Investment will make clean, affordable solar power available to more Hawaii residents, who currently pay 3X average U.S. price for power from coal and oil
Ventura, CA (October 15, 2014) — Patagonia today announced a $13 million tax equity investment in solar power for Hawai‘i – joining with local solar finance company Kina‘ole Capital Partners, LLC to create a new fund that will purchase more than 1,000 rooftop solar energy systems in Hawai‘i, where homeowners currently pay three times the U.S. average price for electricity.
The fund, totaling $27 million, will utilize state and federal tax credits to direct Patagonia’s tax dollars for purchases of solar energy systems. Kina‘ole will make the fund available to all qualified solar installation companies in Hawai‘i.
Patagonia and its partners are also actively encouraging other companies to follow the same investment strategy – doing good business by helping the planet. To that end, they’ve provided a roadmap for organizations interested in leveraging their tax dollars with the potential to build out an unprecedented network of renewable energy.

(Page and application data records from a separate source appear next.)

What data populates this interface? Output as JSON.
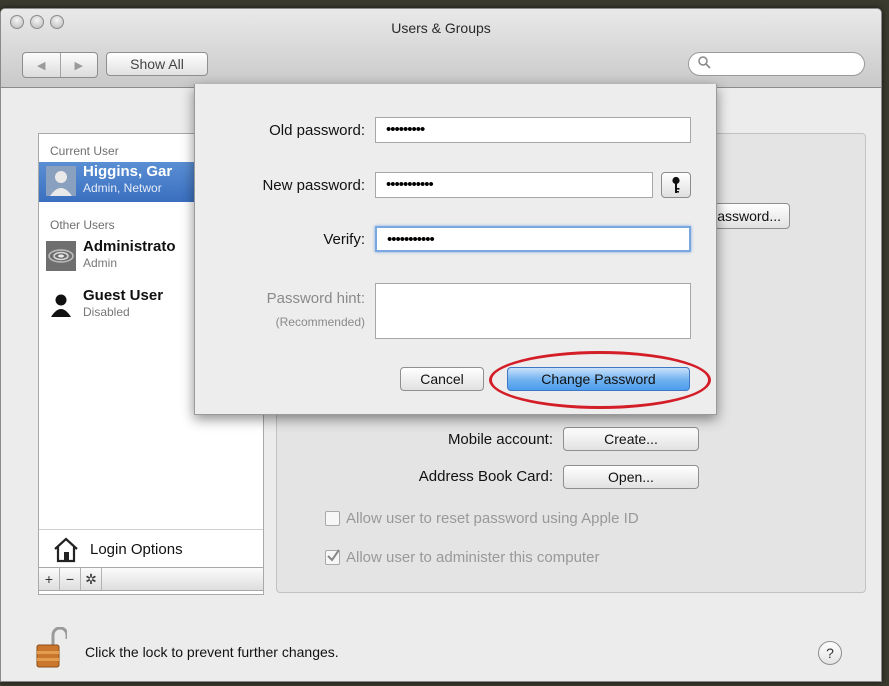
{
  "window": {
    "title": "Users & Groups"
  },
  "toolbar": {
    "back": "◀",
    "forward": "▶",
    "show_all": "Show All",
    "search_placeholder": ""
  },
  "sidebar": {
    "current_user_heading": "Current User",
    "other_users_heading": "Other Users",
    "users": [
      {
        "name": "Higgins, Gar",
        "role": "Admin, Networ"
      },
      {
        "name": "Administrato",
        "role": "Admin"
      },
      {
        "name": "Guest User",
        "role": "Disabled"
      }
    ],
    "login_options": "Login Options",
    "bar": {
      "add": "+",
      "remove": "−",
      "gear": "✲"
    }
  },
  "panel": {
    "change_password_button": "Change Password...",
    "mobile_account_label": "Mobile account:",
    "mobile_account_button": "Create...",
    "address_book_label": "Address Book Card:",
    "address_book_button": "Open...",
    "reset_with_apple_id": "Allow user to reset password using Apple ID",
    "administer_computer": "Allow user to administer this computer",
    "administer_checked": true,
    "reset_checked": false
  },
  "sheet": {
    "old_password_label": "Old password:",
    "old_password_value": "•••••••••",
    "new_password_label": "New password:",
    "new_password_value": "•••••••••••",
    "verify_label": "Verify:",
    "verify_value": "•••••••••••",
    "hint_label": "Password hint:",
    "hint_sublabel": "(Recommended)",
    "hint_value": "",
    "cancel_button": "Cancel",
    "change_password_button": "Change Password"
  },
  "footer": {
    "lock_text": "Click the lock to prevent further changes.",
    "help": "?"
  },
  "colors": {
    "selection": "#3a6fc0",
    "focus_ring": "#7aa7e0",
    "annotation": "#d41e27"
  }
}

An infographic describing the investment – designed by California artist Eric Junker – was released today as part of a blog post outlining the investment strategy and its financial and environmental benefits on The Cleanest Line.
Patagonia’s investment comes through its $20 Million & Change fund, launched in 2013 to help innovative, like-minded startup companies bring about solutions to the environmental crisis and other positive change through business. Or, in the words of Patagonia founder Yvon Chouinard, to help entrepreneurs and innovators succeed in “working with nature rather than using it up.”
“This is smart business for Patagonia and good news for homeowners in Hawai‘i, who pay way too much for dirty electricity,” said Patagonia CEO Rose Marcario. “I hope other companies see how this strategy can bring strong returns and think seriously about doing the same thing. Business is in a unique position to accelerate the creation of renewable energy infrastructure.”
Renewable energy currently accounts for just 10 percent of Hawai‘i’s overall consumption. Over the life of the solar energy systems purchased by the fund, greenhouse gas emissions will be reduced by 153,000 tons of CO2 – equivalent to 323,000 barrels of oil, 75,000 tons of coal or taking 29,000 passenger vehicles off the road. Installation will provide jobs for hundreds of people in Hawai‘i’s solar industry, including employees of Patagonia surf ambassador Kohl Christensen’s solar installation company, based on Oahu.
“We are both extremely excited to have Patagonia become our partner in this venture as its leadership in the area of environmental responsibility aligns perfectly with our business model of displacing expensive, dirty electricity,” echoed Kina‘ole f